As the early afternoon service wound up, it came time to put the scrolls back into the Ark. The gentleman seated in front of me stood and pulled off his tallit, handed it to me then pulled me to the scrolls. I donned the tallit and got it adjusted then picked up the scroll and walked it on the bema at the front to hand to the gentleman carefully setting all of these scrolls into the Ark. Dayenu!
As we walked back to the house we just looked at each other in amazement. Who are we?!? This community has completely embraced us.
We spent the balance of the afternoon lounging, napping and generally enjoying the High Sabbath with expectation for the evening. Tzemach, our host, invited us back for the evening outdoor event including live music, food and dancing. It was even more amazing than the morning.

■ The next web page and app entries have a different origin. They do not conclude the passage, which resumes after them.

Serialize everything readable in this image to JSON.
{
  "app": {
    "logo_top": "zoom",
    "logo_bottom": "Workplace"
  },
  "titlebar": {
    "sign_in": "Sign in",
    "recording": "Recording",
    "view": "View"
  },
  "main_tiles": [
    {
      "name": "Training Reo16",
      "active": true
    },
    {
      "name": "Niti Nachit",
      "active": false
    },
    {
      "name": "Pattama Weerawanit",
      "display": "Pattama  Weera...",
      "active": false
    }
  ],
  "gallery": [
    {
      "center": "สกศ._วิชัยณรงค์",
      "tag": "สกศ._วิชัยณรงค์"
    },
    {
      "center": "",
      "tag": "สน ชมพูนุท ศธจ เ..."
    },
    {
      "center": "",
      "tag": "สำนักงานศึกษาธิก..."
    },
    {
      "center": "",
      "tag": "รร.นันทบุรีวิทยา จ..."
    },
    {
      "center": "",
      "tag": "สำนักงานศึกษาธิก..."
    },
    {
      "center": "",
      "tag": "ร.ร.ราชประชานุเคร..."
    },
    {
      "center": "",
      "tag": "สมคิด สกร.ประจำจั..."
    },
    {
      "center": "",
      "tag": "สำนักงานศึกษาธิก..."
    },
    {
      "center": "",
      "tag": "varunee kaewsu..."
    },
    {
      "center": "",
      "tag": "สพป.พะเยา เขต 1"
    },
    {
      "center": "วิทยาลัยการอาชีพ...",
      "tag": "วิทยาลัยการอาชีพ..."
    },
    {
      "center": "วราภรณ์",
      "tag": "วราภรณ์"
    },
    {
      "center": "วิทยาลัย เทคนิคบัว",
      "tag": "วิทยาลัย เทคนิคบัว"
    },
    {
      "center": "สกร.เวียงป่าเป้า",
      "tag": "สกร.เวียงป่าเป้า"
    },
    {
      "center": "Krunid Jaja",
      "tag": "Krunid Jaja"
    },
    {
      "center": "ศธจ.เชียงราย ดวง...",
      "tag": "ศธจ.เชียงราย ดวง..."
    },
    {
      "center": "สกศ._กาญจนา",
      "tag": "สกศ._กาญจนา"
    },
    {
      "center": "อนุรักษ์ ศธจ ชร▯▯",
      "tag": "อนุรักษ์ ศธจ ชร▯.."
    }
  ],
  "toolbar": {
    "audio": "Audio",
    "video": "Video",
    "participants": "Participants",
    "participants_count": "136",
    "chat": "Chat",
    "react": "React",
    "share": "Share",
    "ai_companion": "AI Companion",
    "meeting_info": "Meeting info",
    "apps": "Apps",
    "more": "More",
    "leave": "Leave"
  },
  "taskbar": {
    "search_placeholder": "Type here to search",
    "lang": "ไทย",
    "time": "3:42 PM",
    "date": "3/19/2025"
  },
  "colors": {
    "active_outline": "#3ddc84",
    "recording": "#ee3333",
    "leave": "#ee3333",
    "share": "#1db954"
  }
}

Lights were strung up, seating, food and music were going. Many of the songs, though different tunes, had lyrics we knew from the Hebrew worship music we have been listening to. It was wonderful to be able to follow along.
Before things got into full swing, I asked Tzemach’s father if we could get a picture with him. He misunderstood and took me to a gentleman who could translate and explained we could take all the pictures we wanted. (In the morning we had been given permission by one person, but later, after a number of pictures, we were told not to take any…) I explained that I wanted a picture with him. He quickly went and got his wife so we could get a group photo. Later, he embraced me and, in local custom, kissed me on the cheek.
Two encounters were very interesting and instructive.
In one, Dorothy was talking with a lady who spoke pretty good English. The lady had many questions and Dorothy was explaining that we keep Shabbat, eat clean, keep the feasts, etc. The lady asked, “Do you believe in Jesus?” “Yes,” Dorothy replied to which the lady said, “That is the only difference…” At that moment, something broke the conversation, but it was clear, she knew who we were/are and embraced us.
Later, a still more powerful encounter occurred. This moshav (village) has been without a Rabbi for a while. Well, after the festivities started, a visiting Rabbi from a nearby town was given the microphone to make some comments and encourage this part of his flock. I don’t think he had any idea we were there. He proceeded to talk about “Yosef” stating multiple times, clearly and emphatically, “Yosef chai l’galut!” (Joseph is alive in the diaspora!) You could have picked our jaws up from the floor!! Later, this Rabbi came and grabbed a couple of us and pulled us into the dance and then he returned near the end to shake all of our hands. He asked no questions.
As we walked home sharing stunned chatter, I intimated that there were numerous people in that crowd who knew exactly who we were and what we believe. They were very warm, but guarded in revealing too much that they knew or understood. Dorothy agreed with my assessment. We had been embraced!
My paradigm shift continues. Spending so much time up close and personal with so many of Judah, sitting in his sukkah, both here and in the Golan, I can tell you, we are kindred spirits and Abba is doing an amazing work removing barriers and drawing us together. I am more convinced than ever that we just need to ‘be’ and let Abba work out the details.
As I process this more, I’ll share more, but the best thing each reader can do is to book tickets and get over here to Israel and see for yourself. Don’t bring an agenda. Pray our Father teach you. Like me, you don’t know everything, and much you think you know needs surgery… This last ten days has been the most pleasant Spirit-filled surgery I have had in a long time!